→ PROBLEM TO SOLVE
Your task is to copy the data exactly while leaving out every picture.

→ EXTRACTED INFORMATION
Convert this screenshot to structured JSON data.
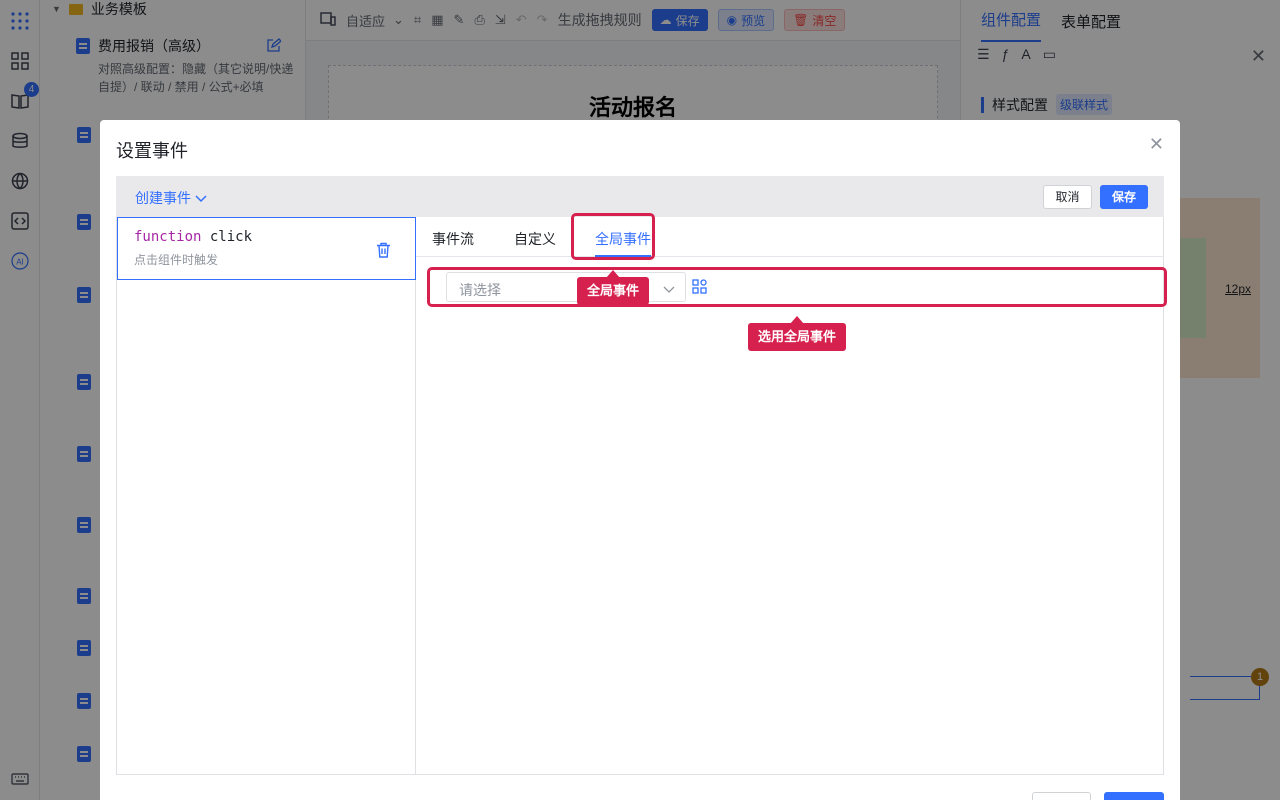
{
  "rail": {
    "badge_count": "4"
  },
  "tree": {
    "group_label": "业务模板",
    "item_title": "费用报销（高级）",
    "item_desc": "对照高级配置：隐藏（其它说明/快递自提）/ 联动 / 禁用 / 公式+必填"
  },
  "toolbar": {
    "adaptive_label": "自适应",
    "drag_rule_label": "生成拖拽规则",
    "save_label": "保存",
    "preview_label": "预览",
    "clear_label": "清空"
  },
  "canvas": {
    "form_title": "活动报名"
  },
  "right_panel": {
    "tab_component": "组件配置",
    "tab_form": "表单配置",
    "section_style": "样式配置",
    "cascade_style": "级联样式",
    "size_value": "12px",
    "warning_count": "1"
  },
  "dialog": {
    "title": "设置事件",
    "create_event_label": "创建事件",
    "cancel_label": "取消",
    "save_label": "保存",
    "event": {
      "keyword": "function",
      "name": "click",
      "description": "点击组件时触发"
    },
    "tabs": [
      "事件流",
      "自定义",
      "全局事件"
    ],
    "active_tab": "全局事件",
    "select_placeholder": "请选择"
  },
  "annotations": {
    "tab_callout": "全局事件",
    "select_callout": "选用全局事件",
    "accent_color": "#d6204e"
  },
  "colors": {
    "primary": "#3370ff"
  }
}
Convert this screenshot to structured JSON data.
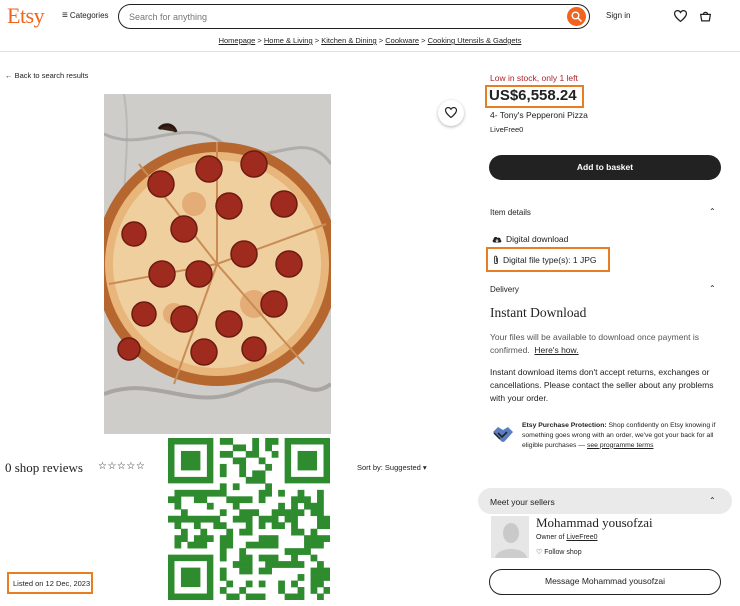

→ COMPLETED EXERCISE
Convert this screenshot to structured JSON data.
{
  "rail": {
    "badge_count": "4"
  },
  "tree": {
    "group_label": "业务模板",
    "item_title": "费用报销（高级）",
    "item_desc": "对照高级配置：隐藏（其它说明/快递自提）/ 联动 / 禁用 / 公式+必填"
  },
  "toolbar": {
    "adaptive_label": "自适应",
    "drag_rule_label": "生成拖拽规则",
    "save_label": "保存",
    "preview_label": "预览",
    "clear_label": "清空"
  },
  "canvas": {
    "form_title": "活动报名"
  },
  "right_panel": {
    "tab_component": "组件配置",
    "tab_form": "表单配置",
    "section_style": "样式配置",
    "cascade_style": "级联样式",
    "size_value": "12px",
    "warning_count": "1"
  },
  "dialog": {
    "title": "设置事件",
    "create_event_label": "创建事件",
    "cancel_label": "取消",
    "save_label": "保存",
    "event": {
      "keyword": "function",
      "name": "click",
      "description": "点击组件时触发"
    },
    "tabs": [
      "事件流",
      "自定义",
      "全局事件"
    ],
    "active_tab": "全局事件",
    "select_placeholder": "请选择"
  },
  "annotations": {
    "tab_callout": "全局事件",
    "select_callout": "选用全局事件",
    "accent_color": "#d6204e"
  },
  "colors": {
    "primary": "#3370ff"
  }
}
Convert this screenshot to structured JSON data.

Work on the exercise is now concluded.